The health and wellness trend does not always benefit RTD tea, though. In Germany, RTD tea is traditionally seen as unhealthy and full of sugar - an image that will be difficult to change in the short to medium term, especially in a recession-hit operating environment.

In Russia, one of the fastest growth markets in 2008 globally, RTD tea is perceived as premium. Such products are often popular with emerging younger demographics that are still forming taste preferences. However, Russia's ageing population means that the industry cannot rely on a growing teenage consumption base, unlike youthful emerging markets, such as Mexico.

On-trade

The on-trade channel, or sales through restaurants, bars, and fountain, is likely to experience decline, as cash-strapped consumers will go out less. However, increasing penetration of the on-trade and fast food outlets will limit the adverse effects of the recession.

In the US, RTD tea sales are still oriented to the off-trade, for take-home use, but on-trade sales volumes increased at a faster rate than in the off-trade last year, thanks to the expansion of packaged teas in fast food and other restaurant outlets. On-trade RTD tea sales in the US are expected to continue to grow, though at a slower rate than off-trade, as RTD tea still has only a limited penetration in the on-trade. The category's presence is largely dependent on the big players, such as Coca-Cola and PepsiCo, which often have exclusive deals with major national chained fast food outlets.

In the Chinese on-trade, green RTD tea is the most common mixer for whisky, and the ever-increasing demand for whisky in bars and pubs has benefited sales. Another important RTD tea type consumed in the on-trade is herbal tea. Wong Lo Kat Herbal Tea, for example, remains popular in 'hot pot' restaurants, as it is perceived to be effective in balancing out the effects of spicy food.

In Japan, the on-trade is performing badly, with year-on-year volume declines. Most consumers opt for iced tea prepared on-site or for hot tea in on-trade outlets. The rise of specialist tea houses has further encouraged this trend, with consumers preferring the premium fresh-brewed tea available at these outlets.

Overall, on-trade sales only comprised a significant portion of total RTD tea volumes in 2008 in two markets: the US and Indonesia.

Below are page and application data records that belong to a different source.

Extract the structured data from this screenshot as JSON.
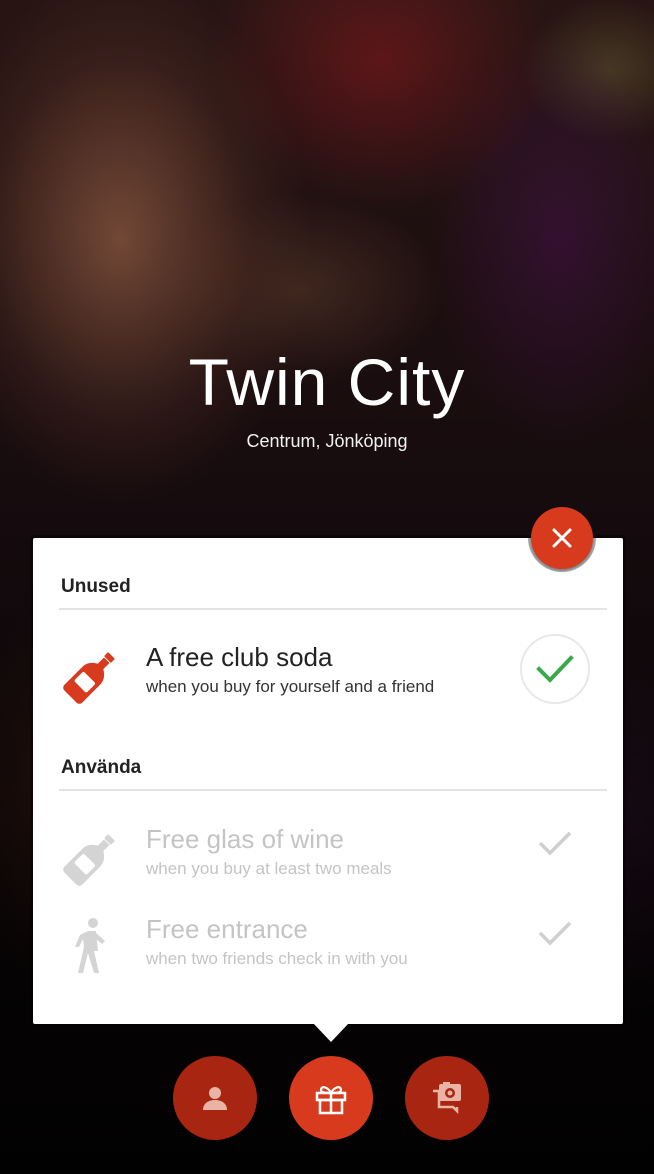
{
  "venue": {
    "name": "Twin City",
    "location": "Centrum, Jönköping"
  },
  "panel": {
    "sections": {
      "unused_label": "Unused",
      "used_label": "Använda"
    },
    "unused_offers": [
      {
        "title": "A free club soda",
        "description": "when you buy for yourself and a friend",
        "icon": "bottle-icon",
        "status": "available"
      }
    ],
    "used_offers": [
      {
        "title": "Free glas of wine",
        "description": "when you buy at least two meals",
        "icon": "bottle-icon",
        "status": "used"
      },
      {
        "title": "Free entrance",
        "description": "when two friends check in with you",
        "icon": "walking-person-icon",
        "status": "used"
      }
    ]
  },
  "bottom_nav": [
    {
      "name": "profile",
      "icon": "person-icon",
      "active": false
    },
    {
      "name": "offers",
      "icon": "gift-icon",
      "active": true
    },
    {
      "name": "photos",
      "icon": "camera-chat-icon",
      "active": false
    }
  ],
  "colors": {
    "accent": "#d83a1e",
    "accent_dark": "#a82611",
    "check_green": "#3aa84a",
    "muted_text": "#c4c4c4"
  }
}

Consumers will return to dining out once an economic recovery is underway, and whether it is through fast food fountain sales, further presence in chilled cases, or sales at full service restaurants, the on-trade remains an undeveloped portion of the marketplace in most countries with further room for growth for the natural health benefits of RTD tea.